◆ **Task objective**:
Each line from the material with the word "example" in it must be copied.

* * * * * * *

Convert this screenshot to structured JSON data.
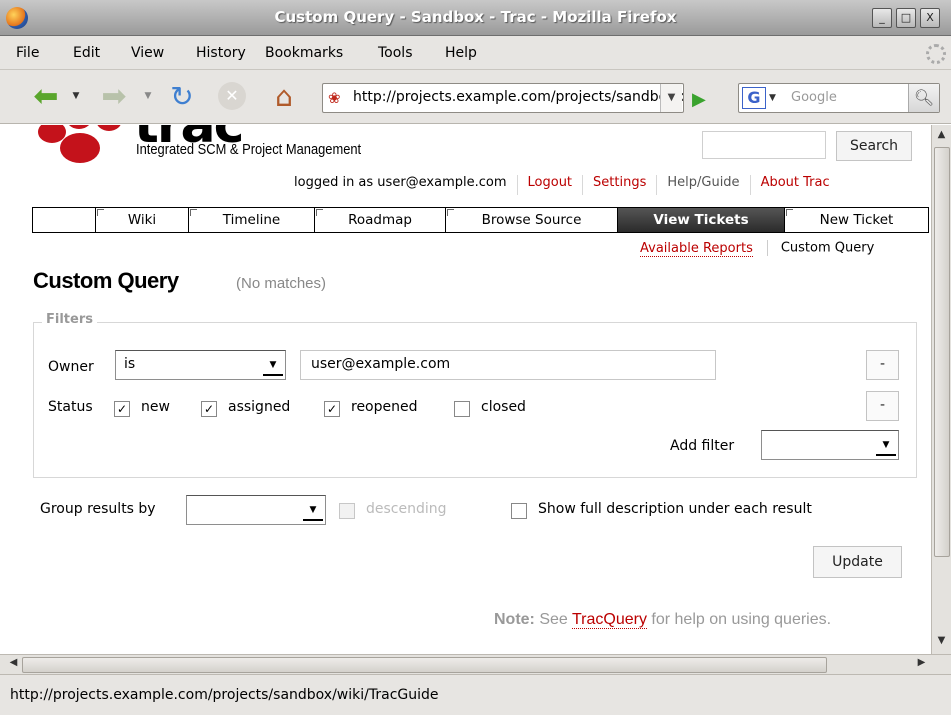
{
  "window": {
    "title": "Custom Query - Sandbox - Trac - Mozilla Firefox",
    "buttons": {
      "minimize": "_",
      "maximize": "□",
      "close": "X"
    }
  },
  "menu": [
    "File",
    "Edit",
    "View",
    "History",
    "Bookmarks",
    "Tools",
    "Help"
  ],
  "nav": {
    "url": "http://projects.example.com/projects/sandbox/query",
    "search_placeholder": "Google",
    "search_engine": "G"
  },
  "status_bar": "http://projects.example.com/projects/sandbox/wiki/TracGuide",
  "page": {
    "logo": {
      "word": "trac",
      "tagline": "Integrated SCM & Project Management"
    },
    "search_button": "Search",
    "metanav": {
      "logged_in": "logged in as user@example.com",
      "logout": "Logout",
      "settings": "Settings",
      "help": "Help/Guide",
      "about": "About Trac"
    },
    "mainnav": [
      "",
      "Wiki",
      "Timeline",
      "Roadmap",
      "Browse Source",
      "View Tickets",
      "New Ticket"
    ],
    "active_tab": "View Tickets",
    "ctxnav": {
      "reports": "Available Reports",
      "custom_query": "Custom Query"
    },
    "title": "Custom Query",
    "match_count": "(No matches)",
    "filters": {
      "legend": "Filters",
      "owner": {
        "label": "Owner",
        "mode": "is",
        "value": "user@example.com",
        "remove": "-"
      },
      "status": {
        "label": "Status",
        "options": [
          {
            "label": "new",
            "checked": true
          },
          {
            "label": "assigned",
            "checked": true
          },
          {
            "label": "reopened",
            "checked": true
          },
          {
            "label": "closed",
            "checked": false
          }
        ],
        "remove": "-"
      },
      "add_filter": {
        "label": "Add filter",
        "value": ""
      }
    },
    "group_by": {
      "label": "Group results by",
      "value": "",
      "descending": "descending"
    },
    "full_description": "Show full description under each result",
    "update_button": "Update",
    "note": {
      "prefix": "Note:",
      "see": "See",
      "link": "TracQuery",
      "suffix": "for help on using queries."
    }
  }
}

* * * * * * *

◆ **Solution for this problem**:
    "url": "http://projects.example.com/projects/sandbox/query",
  "status_bar": "http://projects.example.com/projects/sandbox/wiki/TracGuide",
      "logged_in": "logged in as user@example.com",
        "value": "user@example.com",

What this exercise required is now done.